“Joe, give me a break. Why are you pontificating in such a garrulous and sometimes pleonastic fashion?” Well, the heart and soul of a firearm is wrapped in its chambered cartridge. The Marlin Model 1894 is an exceptional firearm when used in concert with standard pressure ammunition, which is what Marlin approves for use. However, the Marlin Model 1894 is an excellent deer, black bear and hog woodland hunting rifle. When loaded with modern high pressure 45 Colt factory ammunition, and handloads as prescribed by a number of ammunition (Buffalo Bore) and handload component manufacturers (Hornady), it becomes a hard hitting big bore.
Standard pressure loads are excellent for recreational target practice and competitive cowboy action events, where high pressure loads are excellent for hunting and hunting proficiency shooting. The Remington Model 1894 is built like a tank and seems to digest all without issue. Below, a small but diverse ammunition types, standard and high pressure.
|Winchester PDX Defender
|Buffalo Bore +P
|Buffalo Bore Heavy Colt +P||260||1450||1954||2205||1.5|
|Grizzly Big Bore +P
There are approximately sixty types of readily available 45 Colt factory ammunition; standard pressure, high pressure, solid projectile, shot capsule; there are types for hunting, target shooting, cowboy action shooting, and self defense. Factory ammo bullet types range from 78 grain fragmenting at 1,800 fps from a handgun to 335 grains at 1,200 fps. Groups were shot with metallic sights from a rest. If I work up handloads for a Part II, I will scope the Marlin to get a better look at the rifle’s potential and reshoot factory groups as well.
|Buffalo Bore 260 Grain 45 Colt|
|Near-Zero – Yards||17||Mid Range – Yards||87|
|Far-Zero – Yards||150||Max Ordinate – Inches
|Point Blank – Yards||159|
|Best Zero : Range 0 – 200 yards|
|Velocity – fps||1954||1749||1561||1393||1251|
|Energy – ft.-lbs.||2204||1766||1406||1121||903|
|Momentum – lbs-sec||73||65||58||52||46|
|Path – in.||-1.50||2.09||2.83||-0.01||-7.35|
|Drift – in.||0.00||0.00||0.00||0.00||0.00|
|Time Of Flight – sec.||0.00||0.08||0.17||0.27||0.39|
Above – Some pretty impressive performance from an ancient handgun cartridge when loaded to modern high pressure levels and shot though a 20″ barrel. With a point blank range of 159 yards, that means no holdover or worrying about range estimating at three times the typical shooting distance in Maine and areas of similar topography.
Closing thoughts… Head scratch, head scratch

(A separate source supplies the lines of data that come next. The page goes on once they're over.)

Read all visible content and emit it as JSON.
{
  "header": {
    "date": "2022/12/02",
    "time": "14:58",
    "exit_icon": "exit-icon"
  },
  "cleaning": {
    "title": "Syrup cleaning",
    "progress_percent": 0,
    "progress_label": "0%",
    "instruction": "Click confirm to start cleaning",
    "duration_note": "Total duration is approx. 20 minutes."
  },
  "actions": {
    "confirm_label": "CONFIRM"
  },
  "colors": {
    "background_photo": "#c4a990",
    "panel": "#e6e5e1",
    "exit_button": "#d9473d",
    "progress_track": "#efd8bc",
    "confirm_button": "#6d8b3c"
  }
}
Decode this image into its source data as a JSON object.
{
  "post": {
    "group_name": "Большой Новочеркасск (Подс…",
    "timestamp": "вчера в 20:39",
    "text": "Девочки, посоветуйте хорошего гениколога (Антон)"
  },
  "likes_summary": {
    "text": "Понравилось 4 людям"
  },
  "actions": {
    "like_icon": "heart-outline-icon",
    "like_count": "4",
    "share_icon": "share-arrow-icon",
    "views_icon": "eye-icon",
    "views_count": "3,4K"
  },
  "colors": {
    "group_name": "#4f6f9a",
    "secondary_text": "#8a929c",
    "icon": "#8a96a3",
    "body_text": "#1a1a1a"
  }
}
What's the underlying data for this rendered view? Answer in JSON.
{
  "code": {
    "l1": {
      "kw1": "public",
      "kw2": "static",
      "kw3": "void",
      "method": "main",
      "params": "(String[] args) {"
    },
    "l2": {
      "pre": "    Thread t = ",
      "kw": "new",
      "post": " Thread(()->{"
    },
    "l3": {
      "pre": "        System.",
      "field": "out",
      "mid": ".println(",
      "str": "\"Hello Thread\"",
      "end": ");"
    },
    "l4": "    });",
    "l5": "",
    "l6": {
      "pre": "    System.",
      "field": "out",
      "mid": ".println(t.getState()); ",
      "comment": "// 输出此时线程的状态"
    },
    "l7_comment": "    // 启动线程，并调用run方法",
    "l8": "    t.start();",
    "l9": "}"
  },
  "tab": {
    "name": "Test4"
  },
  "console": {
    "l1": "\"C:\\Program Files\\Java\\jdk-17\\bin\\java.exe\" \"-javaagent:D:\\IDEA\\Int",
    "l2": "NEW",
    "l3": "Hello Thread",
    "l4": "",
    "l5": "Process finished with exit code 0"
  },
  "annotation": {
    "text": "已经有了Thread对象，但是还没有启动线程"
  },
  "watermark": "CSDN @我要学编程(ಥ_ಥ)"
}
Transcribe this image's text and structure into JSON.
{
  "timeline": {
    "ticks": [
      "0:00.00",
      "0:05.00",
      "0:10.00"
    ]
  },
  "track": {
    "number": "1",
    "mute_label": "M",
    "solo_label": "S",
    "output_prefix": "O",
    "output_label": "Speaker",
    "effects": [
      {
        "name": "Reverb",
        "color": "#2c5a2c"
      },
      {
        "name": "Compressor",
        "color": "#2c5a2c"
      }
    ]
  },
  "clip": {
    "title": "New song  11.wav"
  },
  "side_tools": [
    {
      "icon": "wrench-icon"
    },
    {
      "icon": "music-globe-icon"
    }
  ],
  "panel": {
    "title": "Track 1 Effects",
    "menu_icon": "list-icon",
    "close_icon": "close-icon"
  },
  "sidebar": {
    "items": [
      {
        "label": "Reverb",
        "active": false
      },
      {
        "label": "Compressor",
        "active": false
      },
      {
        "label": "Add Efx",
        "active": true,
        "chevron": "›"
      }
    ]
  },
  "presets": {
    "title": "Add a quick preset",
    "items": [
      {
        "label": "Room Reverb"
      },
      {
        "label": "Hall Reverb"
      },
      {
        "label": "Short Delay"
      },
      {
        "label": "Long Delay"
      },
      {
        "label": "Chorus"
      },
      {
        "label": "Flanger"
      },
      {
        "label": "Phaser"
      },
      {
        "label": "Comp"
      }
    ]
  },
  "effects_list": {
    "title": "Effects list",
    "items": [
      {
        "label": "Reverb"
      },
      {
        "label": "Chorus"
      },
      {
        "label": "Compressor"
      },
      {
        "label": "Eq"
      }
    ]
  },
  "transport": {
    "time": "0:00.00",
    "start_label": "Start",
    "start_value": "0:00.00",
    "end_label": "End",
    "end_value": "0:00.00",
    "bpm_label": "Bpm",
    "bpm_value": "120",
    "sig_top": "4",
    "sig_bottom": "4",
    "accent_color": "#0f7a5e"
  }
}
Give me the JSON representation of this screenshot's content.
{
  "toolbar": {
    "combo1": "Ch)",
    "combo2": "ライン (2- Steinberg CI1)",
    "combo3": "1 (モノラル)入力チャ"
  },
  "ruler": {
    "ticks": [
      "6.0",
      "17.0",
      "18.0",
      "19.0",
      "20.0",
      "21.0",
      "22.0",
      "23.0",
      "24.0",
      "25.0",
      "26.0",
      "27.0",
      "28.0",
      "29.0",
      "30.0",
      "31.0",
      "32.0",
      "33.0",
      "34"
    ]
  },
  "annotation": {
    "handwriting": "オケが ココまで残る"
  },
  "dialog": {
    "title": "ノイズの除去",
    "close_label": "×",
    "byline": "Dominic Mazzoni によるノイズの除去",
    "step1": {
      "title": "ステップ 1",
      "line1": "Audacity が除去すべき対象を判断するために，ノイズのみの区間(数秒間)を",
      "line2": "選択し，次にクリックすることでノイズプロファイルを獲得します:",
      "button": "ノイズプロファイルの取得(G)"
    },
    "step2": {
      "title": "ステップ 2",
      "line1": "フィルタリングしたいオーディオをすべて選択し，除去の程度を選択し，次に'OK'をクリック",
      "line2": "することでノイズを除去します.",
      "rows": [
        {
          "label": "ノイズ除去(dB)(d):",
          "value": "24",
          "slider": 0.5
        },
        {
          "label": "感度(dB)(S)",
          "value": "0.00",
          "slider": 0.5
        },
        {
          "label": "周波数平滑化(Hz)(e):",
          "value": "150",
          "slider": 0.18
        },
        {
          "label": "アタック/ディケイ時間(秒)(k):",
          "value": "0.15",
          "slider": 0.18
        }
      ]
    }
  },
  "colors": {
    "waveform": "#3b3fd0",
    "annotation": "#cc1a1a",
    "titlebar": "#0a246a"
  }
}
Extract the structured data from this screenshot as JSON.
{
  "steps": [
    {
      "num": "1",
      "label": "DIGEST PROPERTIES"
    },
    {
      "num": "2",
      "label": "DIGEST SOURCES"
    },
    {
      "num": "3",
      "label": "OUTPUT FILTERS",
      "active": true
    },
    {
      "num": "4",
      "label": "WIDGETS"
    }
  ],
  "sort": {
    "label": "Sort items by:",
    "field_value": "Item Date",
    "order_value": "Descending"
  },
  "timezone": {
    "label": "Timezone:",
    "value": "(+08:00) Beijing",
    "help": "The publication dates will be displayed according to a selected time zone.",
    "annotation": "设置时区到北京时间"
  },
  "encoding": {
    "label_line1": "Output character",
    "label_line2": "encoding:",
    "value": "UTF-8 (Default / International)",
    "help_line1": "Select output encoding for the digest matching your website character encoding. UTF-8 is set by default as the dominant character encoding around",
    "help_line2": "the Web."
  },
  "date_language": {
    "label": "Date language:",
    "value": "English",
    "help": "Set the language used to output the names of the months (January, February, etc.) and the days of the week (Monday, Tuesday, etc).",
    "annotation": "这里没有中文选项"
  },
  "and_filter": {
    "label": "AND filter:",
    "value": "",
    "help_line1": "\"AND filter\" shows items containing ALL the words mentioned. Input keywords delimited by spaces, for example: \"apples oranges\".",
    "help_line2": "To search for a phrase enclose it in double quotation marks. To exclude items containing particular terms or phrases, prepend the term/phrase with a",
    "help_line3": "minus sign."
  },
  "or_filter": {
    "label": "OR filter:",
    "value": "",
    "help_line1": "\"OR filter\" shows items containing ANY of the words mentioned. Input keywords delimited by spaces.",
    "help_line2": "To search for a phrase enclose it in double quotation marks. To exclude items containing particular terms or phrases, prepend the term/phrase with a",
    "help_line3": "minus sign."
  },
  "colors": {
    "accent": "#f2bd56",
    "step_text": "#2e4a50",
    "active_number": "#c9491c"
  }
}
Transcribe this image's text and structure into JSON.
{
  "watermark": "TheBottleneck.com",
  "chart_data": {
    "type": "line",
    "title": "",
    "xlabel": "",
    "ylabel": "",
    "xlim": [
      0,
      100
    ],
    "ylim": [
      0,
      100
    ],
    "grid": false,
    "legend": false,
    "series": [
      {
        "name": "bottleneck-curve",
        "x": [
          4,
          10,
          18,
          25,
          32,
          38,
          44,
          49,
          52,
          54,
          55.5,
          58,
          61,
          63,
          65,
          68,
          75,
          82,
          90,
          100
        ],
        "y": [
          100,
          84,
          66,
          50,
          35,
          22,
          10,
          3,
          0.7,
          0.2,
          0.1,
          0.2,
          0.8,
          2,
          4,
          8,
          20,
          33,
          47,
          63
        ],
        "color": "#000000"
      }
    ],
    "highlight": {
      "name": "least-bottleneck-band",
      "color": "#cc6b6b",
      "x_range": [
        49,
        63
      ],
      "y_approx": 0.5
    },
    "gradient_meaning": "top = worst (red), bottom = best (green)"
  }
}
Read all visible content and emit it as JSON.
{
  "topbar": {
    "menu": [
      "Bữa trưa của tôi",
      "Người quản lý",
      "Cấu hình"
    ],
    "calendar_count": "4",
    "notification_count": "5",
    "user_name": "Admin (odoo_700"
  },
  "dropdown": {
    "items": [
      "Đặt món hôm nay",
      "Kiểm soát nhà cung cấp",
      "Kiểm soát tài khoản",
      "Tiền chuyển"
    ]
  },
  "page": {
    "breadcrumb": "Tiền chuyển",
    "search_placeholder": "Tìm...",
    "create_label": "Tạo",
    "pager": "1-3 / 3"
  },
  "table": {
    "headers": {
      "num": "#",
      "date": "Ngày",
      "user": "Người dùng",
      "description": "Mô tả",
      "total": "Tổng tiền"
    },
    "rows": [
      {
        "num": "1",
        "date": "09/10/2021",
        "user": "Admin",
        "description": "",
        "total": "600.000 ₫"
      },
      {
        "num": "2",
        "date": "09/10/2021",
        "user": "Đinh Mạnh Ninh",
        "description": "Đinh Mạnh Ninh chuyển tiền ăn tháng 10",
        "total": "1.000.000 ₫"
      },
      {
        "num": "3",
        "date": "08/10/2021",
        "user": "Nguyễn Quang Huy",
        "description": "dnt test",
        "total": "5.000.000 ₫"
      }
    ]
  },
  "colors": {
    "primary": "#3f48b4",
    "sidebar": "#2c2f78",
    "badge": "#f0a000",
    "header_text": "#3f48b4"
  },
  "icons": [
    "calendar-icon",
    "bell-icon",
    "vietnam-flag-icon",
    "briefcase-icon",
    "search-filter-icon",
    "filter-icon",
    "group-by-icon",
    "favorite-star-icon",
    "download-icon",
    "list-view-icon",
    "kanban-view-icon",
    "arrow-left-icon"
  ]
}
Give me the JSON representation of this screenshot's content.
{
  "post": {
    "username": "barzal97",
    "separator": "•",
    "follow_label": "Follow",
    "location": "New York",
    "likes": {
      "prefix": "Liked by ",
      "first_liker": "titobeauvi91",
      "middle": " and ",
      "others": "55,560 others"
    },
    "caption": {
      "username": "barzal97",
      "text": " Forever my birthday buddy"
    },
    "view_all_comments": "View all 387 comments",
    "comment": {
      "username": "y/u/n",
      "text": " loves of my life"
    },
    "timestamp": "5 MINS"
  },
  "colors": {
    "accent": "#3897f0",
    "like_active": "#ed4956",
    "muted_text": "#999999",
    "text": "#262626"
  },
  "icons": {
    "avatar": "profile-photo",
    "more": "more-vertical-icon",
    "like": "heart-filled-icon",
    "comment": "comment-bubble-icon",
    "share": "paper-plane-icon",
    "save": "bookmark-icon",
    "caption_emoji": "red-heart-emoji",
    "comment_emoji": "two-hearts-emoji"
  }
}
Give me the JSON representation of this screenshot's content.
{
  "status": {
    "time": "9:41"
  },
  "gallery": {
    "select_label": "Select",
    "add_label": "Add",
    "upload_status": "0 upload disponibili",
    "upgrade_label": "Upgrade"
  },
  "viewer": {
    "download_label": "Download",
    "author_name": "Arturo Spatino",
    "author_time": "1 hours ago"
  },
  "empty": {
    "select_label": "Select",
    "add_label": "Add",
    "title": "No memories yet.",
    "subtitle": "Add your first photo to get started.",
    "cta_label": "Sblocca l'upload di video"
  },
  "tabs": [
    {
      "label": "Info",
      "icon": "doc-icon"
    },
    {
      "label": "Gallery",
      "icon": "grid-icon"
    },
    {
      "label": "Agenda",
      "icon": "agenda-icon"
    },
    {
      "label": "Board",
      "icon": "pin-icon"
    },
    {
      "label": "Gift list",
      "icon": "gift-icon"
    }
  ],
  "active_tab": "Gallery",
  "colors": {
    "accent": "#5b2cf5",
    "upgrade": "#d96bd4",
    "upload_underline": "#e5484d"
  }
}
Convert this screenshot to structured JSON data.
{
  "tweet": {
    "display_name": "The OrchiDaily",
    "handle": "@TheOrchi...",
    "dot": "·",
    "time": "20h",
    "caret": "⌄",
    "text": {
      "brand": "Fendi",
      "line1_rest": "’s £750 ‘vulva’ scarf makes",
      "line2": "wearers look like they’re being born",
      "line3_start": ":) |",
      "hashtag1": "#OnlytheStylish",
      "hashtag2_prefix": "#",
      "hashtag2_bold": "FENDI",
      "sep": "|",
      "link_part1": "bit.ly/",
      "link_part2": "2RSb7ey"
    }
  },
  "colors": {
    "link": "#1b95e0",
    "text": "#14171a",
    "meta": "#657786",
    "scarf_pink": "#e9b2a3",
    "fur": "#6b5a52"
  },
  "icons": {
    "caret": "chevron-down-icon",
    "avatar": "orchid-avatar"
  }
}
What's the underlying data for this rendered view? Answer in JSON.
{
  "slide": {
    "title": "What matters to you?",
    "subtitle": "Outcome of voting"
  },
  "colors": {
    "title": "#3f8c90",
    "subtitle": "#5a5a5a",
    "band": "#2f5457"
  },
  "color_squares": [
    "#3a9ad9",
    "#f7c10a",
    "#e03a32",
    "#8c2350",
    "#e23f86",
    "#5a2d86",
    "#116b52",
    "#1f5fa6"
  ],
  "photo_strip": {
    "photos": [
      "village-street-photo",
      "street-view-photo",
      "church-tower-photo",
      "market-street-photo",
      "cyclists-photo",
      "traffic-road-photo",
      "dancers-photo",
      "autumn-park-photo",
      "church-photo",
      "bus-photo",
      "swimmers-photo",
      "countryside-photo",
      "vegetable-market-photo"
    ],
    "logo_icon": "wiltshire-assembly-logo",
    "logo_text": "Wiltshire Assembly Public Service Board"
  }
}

The Marlin Model 1894 is a well made firearm; fit, finish and performance. For folks who like something a bit different than the subject model, there are ten versions with walnut or hardwood/laminated stocks, blued or stainless steel barrels and receivers, hex or round barrel with lengths of 16.5″ to 20″. Sights run from semi buckhorn to ghost sights or rail, chambers available are 357 Mag, 44 Mag and 45 Colt.
The Marlin Model 1894 has excellent geometry for a woodland hunting rifle with open sights, although I have shot them well with a scope or red dot sight in place. Quick to shoulder, quick to cycle and sight settle naturally on a target. Recoil is modest, report is as well. For those who like to tinker, there are lots of aftermarket parts; sights, stocks, recoil pads and butt plates, oversize levers, spring kits, etc. Personally, when I grow up and can afford the indulgence, I’d like to get a Marlin Custom Shop Model 1894. Nice rifle.